Show every line of the data that contains the string "content".
--- Study material ---
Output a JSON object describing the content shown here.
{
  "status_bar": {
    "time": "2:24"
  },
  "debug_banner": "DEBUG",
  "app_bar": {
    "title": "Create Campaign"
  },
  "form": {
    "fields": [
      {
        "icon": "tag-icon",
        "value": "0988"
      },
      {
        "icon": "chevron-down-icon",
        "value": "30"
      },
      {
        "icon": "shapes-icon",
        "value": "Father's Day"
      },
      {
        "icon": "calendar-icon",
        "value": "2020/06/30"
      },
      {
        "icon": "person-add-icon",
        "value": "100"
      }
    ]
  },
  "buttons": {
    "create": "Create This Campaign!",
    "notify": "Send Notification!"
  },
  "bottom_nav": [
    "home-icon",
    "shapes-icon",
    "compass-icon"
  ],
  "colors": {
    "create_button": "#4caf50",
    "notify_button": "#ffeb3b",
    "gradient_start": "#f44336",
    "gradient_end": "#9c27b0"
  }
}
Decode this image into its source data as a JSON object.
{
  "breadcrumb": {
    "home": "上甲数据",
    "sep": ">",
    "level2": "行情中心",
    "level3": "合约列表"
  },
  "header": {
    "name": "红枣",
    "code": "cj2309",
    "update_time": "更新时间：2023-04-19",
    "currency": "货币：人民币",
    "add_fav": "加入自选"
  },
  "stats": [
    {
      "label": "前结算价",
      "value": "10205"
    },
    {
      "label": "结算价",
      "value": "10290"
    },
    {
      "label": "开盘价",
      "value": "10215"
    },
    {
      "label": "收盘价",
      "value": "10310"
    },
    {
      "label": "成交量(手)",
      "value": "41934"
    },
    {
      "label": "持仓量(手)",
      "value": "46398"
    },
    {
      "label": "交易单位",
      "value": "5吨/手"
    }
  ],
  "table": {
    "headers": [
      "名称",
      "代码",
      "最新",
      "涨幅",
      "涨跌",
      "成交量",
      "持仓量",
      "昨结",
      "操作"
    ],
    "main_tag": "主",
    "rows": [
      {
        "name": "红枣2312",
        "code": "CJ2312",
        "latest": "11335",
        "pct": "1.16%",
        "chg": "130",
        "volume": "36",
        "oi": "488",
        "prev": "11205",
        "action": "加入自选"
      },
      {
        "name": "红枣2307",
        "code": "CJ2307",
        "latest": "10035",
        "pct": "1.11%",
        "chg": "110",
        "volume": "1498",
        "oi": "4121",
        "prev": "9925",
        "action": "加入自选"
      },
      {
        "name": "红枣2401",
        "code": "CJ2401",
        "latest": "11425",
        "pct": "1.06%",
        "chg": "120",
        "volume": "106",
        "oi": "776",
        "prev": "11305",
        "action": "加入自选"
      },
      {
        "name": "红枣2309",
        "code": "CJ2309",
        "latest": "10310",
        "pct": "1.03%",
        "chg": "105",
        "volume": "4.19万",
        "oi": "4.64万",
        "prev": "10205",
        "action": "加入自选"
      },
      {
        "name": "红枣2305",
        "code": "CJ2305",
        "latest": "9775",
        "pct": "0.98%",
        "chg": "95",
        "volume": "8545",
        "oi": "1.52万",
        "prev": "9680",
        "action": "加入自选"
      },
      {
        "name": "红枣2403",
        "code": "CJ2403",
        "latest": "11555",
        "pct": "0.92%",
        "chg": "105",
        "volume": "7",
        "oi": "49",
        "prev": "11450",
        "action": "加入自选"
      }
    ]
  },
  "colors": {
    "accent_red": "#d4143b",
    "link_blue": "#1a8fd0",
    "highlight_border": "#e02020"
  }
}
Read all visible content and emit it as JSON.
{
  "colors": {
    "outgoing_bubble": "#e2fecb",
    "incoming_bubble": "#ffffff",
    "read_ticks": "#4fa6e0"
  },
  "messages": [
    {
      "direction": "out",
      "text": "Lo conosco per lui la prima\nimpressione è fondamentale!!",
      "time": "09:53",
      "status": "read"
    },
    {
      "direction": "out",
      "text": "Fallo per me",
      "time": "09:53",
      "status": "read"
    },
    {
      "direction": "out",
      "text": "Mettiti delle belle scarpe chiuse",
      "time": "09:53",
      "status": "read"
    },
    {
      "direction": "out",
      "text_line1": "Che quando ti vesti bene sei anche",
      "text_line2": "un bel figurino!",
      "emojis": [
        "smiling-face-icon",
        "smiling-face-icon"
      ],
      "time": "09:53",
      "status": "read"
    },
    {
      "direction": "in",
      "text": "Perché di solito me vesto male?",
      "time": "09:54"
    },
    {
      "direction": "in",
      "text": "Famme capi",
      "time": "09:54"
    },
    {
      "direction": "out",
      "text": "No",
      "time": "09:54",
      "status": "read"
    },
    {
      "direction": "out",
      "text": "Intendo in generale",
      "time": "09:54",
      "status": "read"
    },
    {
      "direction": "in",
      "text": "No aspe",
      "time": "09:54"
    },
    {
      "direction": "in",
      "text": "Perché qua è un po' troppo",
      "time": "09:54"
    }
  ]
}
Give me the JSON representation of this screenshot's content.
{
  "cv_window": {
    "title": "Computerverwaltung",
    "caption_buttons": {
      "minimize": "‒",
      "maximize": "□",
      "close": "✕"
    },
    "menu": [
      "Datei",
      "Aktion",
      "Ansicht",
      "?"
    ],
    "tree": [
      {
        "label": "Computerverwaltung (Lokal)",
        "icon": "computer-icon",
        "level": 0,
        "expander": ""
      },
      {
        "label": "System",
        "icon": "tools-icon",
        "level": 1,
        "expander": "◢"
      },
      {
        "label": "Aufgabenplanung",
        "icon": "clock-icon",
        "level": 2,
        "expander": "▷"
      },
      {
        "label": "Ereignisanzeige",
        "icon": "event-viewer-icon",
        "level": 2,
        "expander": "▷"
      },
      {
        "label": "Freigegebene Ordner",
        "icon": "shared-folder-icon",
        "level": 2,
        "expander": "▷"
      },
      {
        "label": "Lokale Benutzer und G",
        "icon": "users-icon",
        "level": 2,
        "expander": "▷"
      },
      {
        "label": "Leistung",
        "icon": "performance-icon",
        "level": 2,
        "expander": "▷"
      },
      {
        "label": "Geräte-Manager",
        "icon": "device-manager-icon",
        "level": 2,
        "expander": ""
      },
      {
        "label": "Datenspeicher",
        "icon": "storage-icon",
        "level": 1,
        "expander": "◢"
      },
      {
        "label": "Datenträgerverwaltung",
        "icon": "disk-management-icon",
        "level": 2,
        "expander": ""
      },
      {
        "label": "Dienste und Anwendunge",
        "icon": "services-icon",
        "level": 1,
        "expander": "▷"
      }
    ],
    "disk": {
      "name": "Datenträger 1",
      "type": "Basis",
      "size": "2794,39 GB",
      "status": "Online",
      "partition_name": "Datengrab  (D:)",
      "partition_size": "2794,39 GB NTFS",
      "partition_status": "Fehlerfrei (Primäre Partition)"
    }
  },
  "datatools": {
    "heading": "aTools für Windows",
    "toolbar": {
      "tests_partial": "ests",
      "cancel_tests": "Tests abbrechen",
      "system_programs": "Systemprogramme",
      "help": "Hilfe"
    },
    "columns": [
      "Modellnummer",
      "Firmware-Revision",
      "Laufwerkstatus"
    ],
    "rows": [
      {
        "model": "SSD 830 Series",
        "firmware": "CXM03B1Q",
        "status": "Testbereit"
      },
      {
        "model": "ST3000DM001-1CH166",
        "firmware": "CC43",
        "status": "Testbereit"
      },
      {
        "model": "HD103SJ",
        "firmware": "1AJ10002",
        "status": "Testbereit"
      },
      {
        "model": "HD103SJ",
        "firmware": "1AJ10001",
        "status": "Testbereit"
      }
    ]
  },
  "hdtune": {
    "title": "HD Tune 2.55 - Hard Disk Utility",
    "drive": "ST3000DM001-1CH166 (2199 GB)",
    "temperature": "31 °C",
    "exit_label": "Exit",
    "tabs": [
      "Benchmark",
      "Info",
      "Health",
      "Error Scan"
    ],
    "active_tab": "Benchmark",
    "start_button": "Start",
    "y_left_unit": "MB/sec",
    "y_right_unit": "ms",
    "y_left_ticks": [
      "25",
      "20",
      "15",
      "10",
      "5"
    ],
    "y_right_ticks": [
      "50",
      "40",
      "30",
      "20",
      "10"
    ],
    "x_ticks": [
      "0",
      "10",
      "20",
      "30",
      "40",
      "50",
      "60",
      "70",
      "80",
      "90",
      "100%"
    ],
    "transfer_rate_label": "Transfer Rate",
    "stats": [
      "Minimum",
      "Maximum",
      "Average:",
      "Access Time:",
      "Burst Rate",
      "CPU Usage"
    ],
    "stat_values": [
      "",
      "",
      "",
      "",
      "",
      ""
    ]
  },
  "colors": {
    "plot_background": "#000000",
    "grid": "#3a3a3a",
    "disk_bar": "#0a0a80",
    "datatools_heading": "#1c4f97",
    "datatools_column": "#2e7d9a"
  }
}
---
• _Answer_
Output a JSON object describing the content shown here.
Read all visible content and emit it as JSON.
Give me the JSON representation of this screenshot's content.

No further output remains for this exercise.